Sunday, March 19, 2017
Monkeys, Sloths, and Iguana, Oh My!
in a sea turtle's nose or stomach. It's an island.
For the past two days I have posted many pictures of us with sloths, monkeys, iguana and various other wildlife. While it was cool to be able to interact with the animals, the most important part of our visits to the various sanctuaries was seeing the genuine care the staff took of the animals and hearing about the educational and rescue missions on their behalf.
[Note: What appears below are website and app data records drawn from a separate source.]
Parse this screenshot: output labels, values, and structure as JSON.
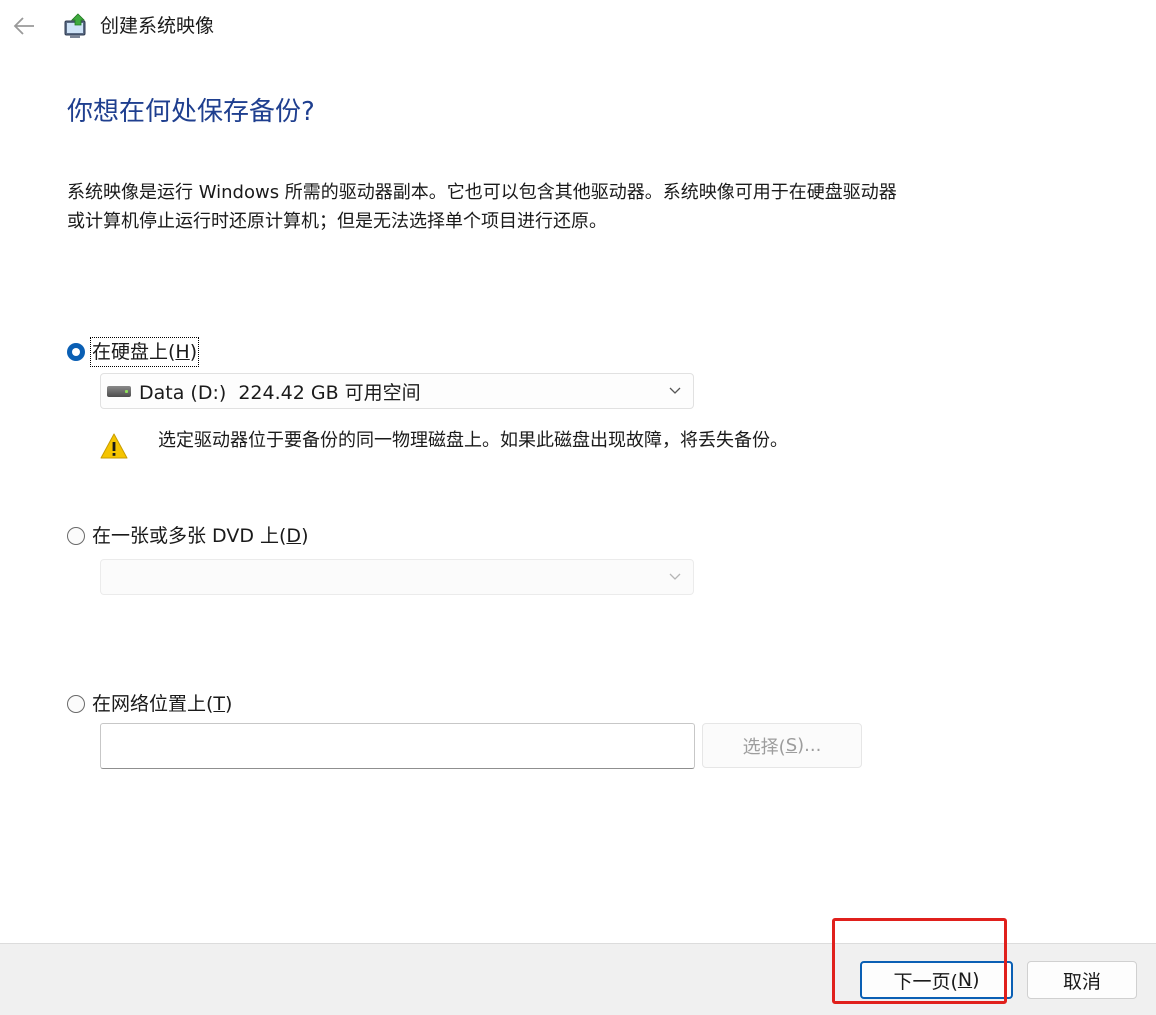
{
  "window": {
    "title": "创建系统映像"
  },
  "page": {
    "heading": "你想在何处保存备份?",
    "description_line1": "系统映像是运行 Windows 所需的驱动器副本。它也可以包含其他驱动器。系统映像可用于在硬盘驱动器",
    "description_line2": "或计算机停止运行时还原计算机；但是无法选择单个项目进行还原。"
  },
  "options": {
    "hard_disk": {
      "label_prefix": "在硬盘上(",
      "accel": "H",
      "label_suffix": ")",
      "selected": true,
      "drive_value": "Data (D:)  224.42 GB 可用空间",
      "warning": "选定驱动器位于要备份的同一物理磁盘上。如果此磁盘出现故障，将丢失备份。"
    },
    "dvd": {
      "label_prefix": "在一张或多张 DVD 上(",
      "accel": "D",
      "label_suffix": ")",
      "selected": false,
      "drive_value": ""
    },
    "network": {
      "label_prefix": "在网络位置上(",
      "accel": "T",
      "label_suffix": ")",
      "selected": false,
      "path_value": "",
      "browse_prefix": "选择(",
      "browse_accel": "S",
      "browse_suffix": ")..."
    }
  },
  "footer": {
    "next_prefix": "下一页(",
    "next_accel": "N",
    "next_suffix": ")",
    "cancel_label": "取消"
  },
  "colors": {
    "heading": "#1f3f8f",
    "accent": "#0a5fb4",
    "highlight": "#e0201c"
  },
  "icons": {
    "back": "arrow-left-icon",
    "app": "system-image-backup-icon",
    "drive": "hard-drive-icon",
    "warning": "warning-triangle-icon",
    "chevron": "chevron-down-icon"
  }
}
Daniel Johnson's Monkey and Sloth Hangout. The sloths there are not caged, and you can only hold one if they haven't already been held too much that day. There are seven sloths and they get to be held for a few minutes 15 times per day. The rest of the time, they hang out in the mangroves on the property. The sloths serve to educate both the natives and tourists on the importance of the mainland forests (their natural habitat) and their peaceable nature. The monkeys are all rescued pets as is the raccoon, the macaws and parrots. You are allowed to go in the enclosure with the young capuchin monkeys, and if they want to come hang out on you they can. They're not forced--they're not even forced to be in the same enclosure--there is a tube high up that connects it to another enclosure. In the afternoon after all the tourists are gone, the monkeys are all let out to play in the trees and roam the property for a few hours. The enclosures were large, clean, and had trees growing in them for the animals to climb or other interactive structures. I was really, really impressed with this place and the obvious care they take of their charges.
Arch's Iguana and Marine Sanctuary. Iguana are one of the native island species, and they are relentlessly hunted as food. We actually saw three iguana hunters today on the way to the airport (they were pointed out by our driver as they scanned the trees in search of their prey). I have nothing against hunting for food, but the iguana population on the island has been so depleted that it's rare to see one anymore. We did not take the snorkel tour at the Marine Park, but after seeing the video at the bottom of this post I wish we had.
Finally we ended up at Mayan Eden Eco Park. There the birds and the monkeys roam freely--though there are some rescued animals in enclosures including white-tailed deer. The big draw for me there though was the butterfly house. They propagate and raise larval plants for the butterflies, and tin their butterfly house they have living examples of the different stages of each type of butterfly. The tour guides are both knowledgeable and enthusiastic, and it's clear the mission there is also education and conservation of the butterflies and the animals that now make their home there. There is also a zipline through the jungle canopy in the park, but we never even saw the area for that. As with the other two places, the interactions with the animals were carefully controlled for the animals benefit. The monkeys were coaxed over with food--they weren't coerced to interact with the tourists--and they scampered off when they wanted.
I end the post with a video interview of members of the Arch family talking about the reasons behind their Sanctuary and what they do daily to keep it alive.